President Obama’s most recent attempt to cut a big budget deal with John Boehner ended with a conciliatory Obama agreeing to cut Social Security benefits and a hapless Boehner launching his disastrous Plan B debacle. Liberals were angry at Obama for conceding too much; conservatives were angry at Boehner for — well, for a variety of things, but mainly they were upset that their backs were up against a wall and they had no way to prevent taxes from going up.
It was a mess. But there was a certain logic to it.
Those early negotiations were premised on the notion that Obama was going to get about $800 billion in new revenue no matter what. He reportedly even told Boehner “I get that for free.” Obama provided Boehner the option of making the bargain “grand” (that’s Washington for “a lot of cuts to social programs”), if he was willing to deal above and beyond that $800 billion.
Deficit reduction is a bad idea in a still-weak economy. But if the goal is deficit reduction this exercise in horse-trading made sense. You can quibble with the details, but basically Obama bracketed his $800 billion then told Boehner, “if you give me $400 billion in bonus revenue, an extension of emergency unemployment benefits, a few other goodies, I’ll give you several hundred billion dollars in promised cuts to Medicare and Social Security, including a down payment of chained CPI.”
If Boehner had said yes, deficits in the coming years would be lower than they are now, and both parties would have substantive achievements to boast about to their bases. Mission accomplished.
Instead Boehner said no, and the talks got kicked downstairs to the Senate where Harry Reid and Mitch McConnell were tasked with cutting a smaller deal.

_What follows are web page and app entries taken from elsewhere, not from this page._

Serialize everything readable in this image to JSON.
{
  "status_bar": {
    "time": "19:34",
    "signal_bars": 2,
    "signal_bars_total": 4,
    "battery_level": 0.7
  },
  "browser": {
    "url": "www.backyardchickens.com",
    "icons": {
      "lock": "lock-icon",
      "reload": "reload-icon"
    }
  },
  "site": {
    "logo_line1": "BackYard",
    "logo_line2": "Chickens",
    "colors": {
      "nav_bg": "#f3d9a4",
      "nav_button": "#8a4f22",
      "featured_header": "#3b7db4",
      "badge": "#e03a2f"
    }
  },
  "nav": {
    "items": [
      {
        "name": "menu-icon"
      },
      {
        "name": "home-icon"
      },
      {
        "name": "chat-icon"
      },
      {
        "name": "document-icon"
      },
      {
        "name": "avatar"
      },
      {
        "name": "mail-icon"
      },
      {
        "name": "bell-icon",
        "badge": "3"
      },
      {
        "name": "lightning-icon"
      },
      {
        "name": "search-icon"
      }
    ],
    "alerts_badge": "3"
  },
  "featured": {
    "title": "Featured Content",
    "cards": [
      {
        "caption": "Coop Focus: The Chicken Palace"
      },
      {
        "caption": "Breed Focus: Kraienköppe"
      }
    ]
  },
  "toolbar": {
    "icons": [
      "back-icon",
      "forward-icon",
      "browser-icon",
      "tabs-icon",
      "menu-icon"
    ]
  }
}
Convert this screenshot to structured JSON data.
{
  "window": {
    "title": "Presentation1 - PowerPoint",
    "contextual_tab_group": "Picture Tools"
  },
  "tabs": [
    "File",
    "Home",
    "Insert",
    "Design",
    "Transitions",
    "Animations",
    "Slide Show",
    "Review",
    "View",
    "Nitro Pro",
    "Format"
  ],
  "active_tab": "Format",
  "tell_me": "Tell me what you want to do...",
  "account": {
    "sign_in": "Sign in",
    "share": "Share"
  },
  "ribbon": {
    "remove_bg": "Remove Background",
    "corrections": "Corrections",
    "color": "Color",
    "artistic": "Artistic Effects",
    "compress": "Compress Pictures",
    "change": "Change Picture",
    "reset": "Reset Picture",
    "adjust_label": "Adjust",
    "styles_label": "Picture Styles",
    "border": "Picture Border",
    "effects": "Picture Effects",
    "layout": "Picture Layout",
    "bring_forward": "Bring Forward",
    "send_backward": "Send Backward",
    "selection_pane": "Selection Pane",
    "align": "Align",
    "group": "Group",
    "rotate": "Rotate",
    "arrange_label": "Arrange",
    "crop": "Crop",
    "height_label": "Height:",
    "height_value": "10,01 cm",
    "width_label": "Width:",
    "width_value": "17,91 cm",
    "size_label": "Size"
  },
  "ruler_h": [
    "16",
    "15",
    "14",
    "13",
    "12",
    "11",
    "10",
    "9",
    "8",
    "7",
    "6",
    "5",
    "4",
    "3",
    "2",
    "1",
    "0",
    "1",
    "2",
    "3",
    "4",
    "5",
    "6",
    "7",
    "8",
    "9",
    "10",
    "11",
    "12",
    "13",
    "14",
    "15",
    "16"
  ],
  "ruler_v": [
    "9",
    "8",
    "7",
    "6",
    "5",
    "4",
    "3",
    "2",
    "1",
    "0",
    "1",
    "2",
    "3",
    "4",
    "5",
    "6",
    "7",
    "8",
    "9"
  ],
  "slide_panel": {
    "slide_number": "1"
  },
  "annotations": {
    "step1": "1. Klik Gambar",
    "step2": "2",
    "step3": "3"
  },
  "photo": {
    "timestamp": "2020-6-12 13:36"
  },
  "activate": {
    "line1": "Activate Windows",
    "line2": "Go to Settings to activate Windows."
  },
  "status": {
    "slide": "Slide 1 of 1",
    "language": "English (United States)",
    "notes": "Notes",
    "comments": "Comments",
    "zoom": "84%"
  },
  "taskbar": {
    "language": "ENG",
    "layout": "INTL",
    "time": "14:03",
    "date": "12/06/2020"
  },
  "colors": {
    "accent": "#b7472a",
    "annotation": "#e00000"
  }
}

It, too, presumes Democrats can get $800 billion for free. But from there Democrats are offering to chip away at the revenue haul in exchange for bonus spending provisions. Arithmetically, this is an approach you might take if your goal was spending down a surplus, or implementing a stimulus. That’s why, as of last night, the parties were hovering in the vicinity of a deal that would be deficit neutral relative to current policy. This has nothing to do with deficit reduction. And though, per above, that’s a fine outcome in a weak economy, it raises the cock-eyed question of what the hell Congress has been arguing about for the last two years.
Then substantively, the details such as we know them are mostly downside for Dems.
Dems really want to extend those unemployment benefits, so a minor revenue concession to Republicans seems like an appropriate trade. But Dems are also conceding on issues like the Medicare “doc fix,” which has always had bipartisan support, and on delaying the sequester, which neither party wants to see implemented anyhow.
Moreover, all those spending concessions are temporary. Emergency unemployment benefits will eventually expire for good. The doc fix will lapse again. Delaying (or eliminating) the sequester is a one-off spending increase relative to current law. But the tax concessions Democrats make will not expire. And Dems will have forfeited the only leverage on the horizon — the expiration of the Bush tax cuts — which guarantees them higher revenues over GOP objections.
A deal like this re-enforces the GOP’s skewed approach to budgeting, which basically ignores the impact tax cuts or increases have on the deficit. It indulges their desire to reduce budget negotiations back down to what and how much to cut — to the status quo ante that new spending can’t be paid for with higher taxes.
And it calls into question Obama’s insistence that he’ll refuse to negotiate a debt limit increase early next year. Under the GOP’s most recent offer, the sequester will still be largely intact. And having agreed to compromise on the one thing he was supposed to get for free, Obama will be left to choose between two basically identical, but losing propositions: cut a skewed deal with Republicans to raise the debt limit; or “refuse” to negotiate over the debt limit, but reach the same endpoint in order to defuse the sequester.
Here’s another way to look at it: Relative to current policy, tax revenues will increase by about $5 trillion over 10 years automatically if Congress does nothing. Likewise, if Congress does nothing, spending will fall about $1.2 trillion over the same timeframe. Obama’s willing to give away $4.2 trillion in revenue from the get go, and then, apparently, negotiate down further from there. Republicans don’t want to yield on any of those spending cuts, and don’t think they have to. This is why Obama’s supporters are so distraught about the latest news reports.
Brian Beutler is TPM's senior congressional reporter. Since 2009, he's led coverage of health care reform, Wall Street reform, taxes, the GOP budget, the government shutdown fight, and the debt limit fight. He can be reached at firstname.lastname@example.org.